Absolutely. I only moved away from home three years ago, when I was 18. I can definitely relate to that. Everything that I ever knew I had to leave behind, and I had to adapt to a whole new American culture. It wasn’t that it was so hard, it was just different. It was unknown to me.
Well, at least you are back to your original hair color by the end of the episode, right?
That’s not how it works! My hair Is permanently orange now because it’s been bleached. The only way for me to go back to brunette is if I grow my hair out, so they had to put a temporary mouse in it for the scene. Mate, the amount of shit that has been put in my hair is unbelievable. I wouldn’t be surprised if I go bald in a couple years. They used to do my eyebrows, but I told them no more dying my eyebrows.
You’ve described this season as the best so far. Why do you think it’s been a game changer for the series, and what kinds of lessons did you all take away from last season?
No one knew what was going to happen in the first season, since it was only 13 episodes. The second season was kind of a weird spot too, because we were doing 22 episodes and suddenly we are doubling the time we’re all living in Vancouver. For the third season, I felt like everybody was on their feet and very steady because we knew what was coming. I could tell that with the cast and myself. It’s turned into a more comfortable kind of environment, and I feel comfortable going to work every day now.
“Riverdale” on an average day is pretty batshit, so what do you think the town will be like now that it’s down a sheriff and has been quarantined?
Yeah, it kind of turns into a bit of a circus and a shitshow without giving too much away. There’s a lot of stuff going on behind the scenes that is separating the kids from their parents and separating the parents from each other. The whole Gryphons and Gargoyles game becomes intense pretty quickly.
We also saw the very unfortunate breakup between Veronica and Archie. Are you looking forward to Archie being single?

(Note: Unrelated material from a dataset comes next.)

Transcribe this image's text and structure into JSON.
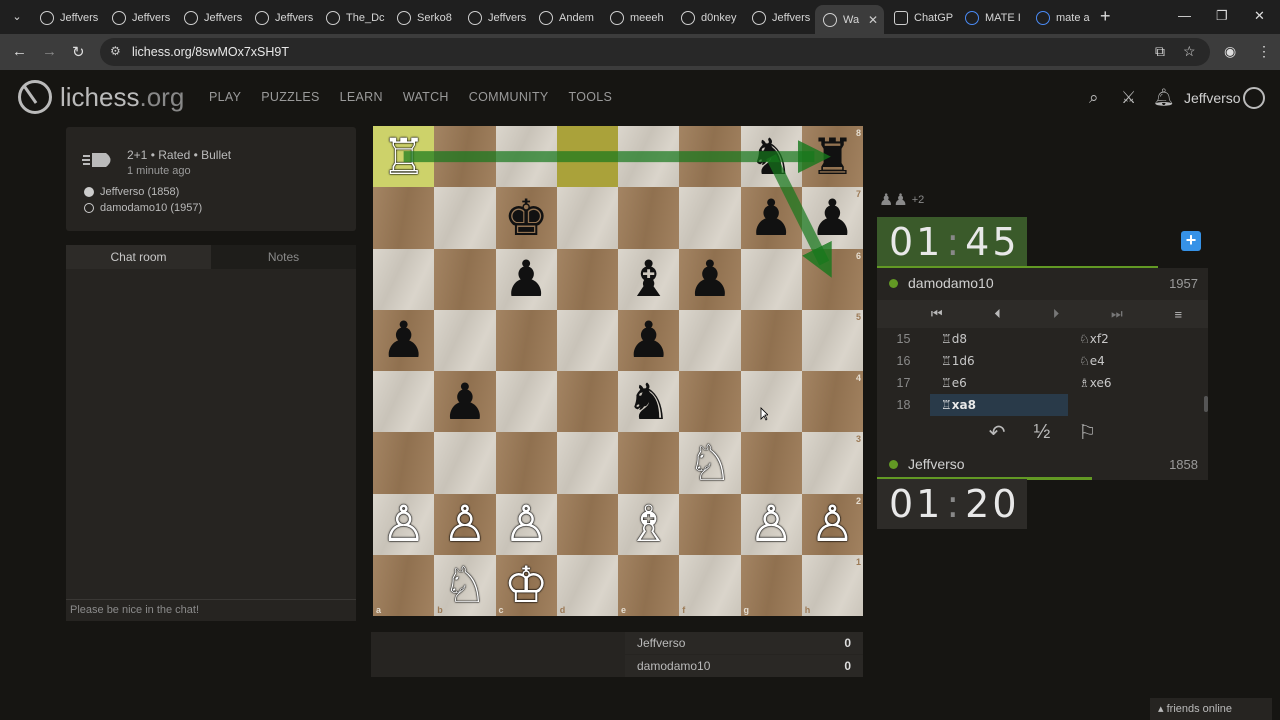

I am looking forward to Archie being single. All things have to come to an end at some point, especially in TV, because people are going to get bored. I wasn’t all that surprised, too, because it definitely was a change that needed to happen. I think it was inevitable, with him going to prison and them not being able to see each other. It wasn’t going to last.
And I hear that new romances and pairings are on their way. How would you feel about a potential Reggie and Veronica relationship, given your character’s history with Reggie?
I think Archie and Reggie are very good friends despite them feuding together in the comics and in our show. Deep down they are really good mates. I don’t think Archie holds any resentment toward Reggie. If anything, he’s happy that his mate is looking out for his girlfriend now.
“Riverdale” is no stranger to twists, of course, so if you were in the writer’s room, what would the next big twist be for Archie that you would dream up? I know fans have been calling for a Kevin and Archie pairing …
I would love Archie to get stuck into fighting. I think that would be a really cool storyline and something good for him to focus on that’s physical as well, because I really enjoy doing action on the show. I think taking that prison fighting and somehow managing to bring that to Riverdale would be cool.
You’ve also recently starred in the “The Hate U Give,” which has such a powerful and important story to tell. Did it make you eager to do more film work and look at life beyond “Riverdale?”
Oh, of course, man! I think along with the rest of the cast, it’s so important to be getting into other projects during hiatus. I’m itching to be doing other projects. I was stoked to be a part of that movie to work with [Amandla Stenberg] and [George Tillman Jr.] our director. It’s surreal, man. Working on those kind of sets is why I love doing what I do.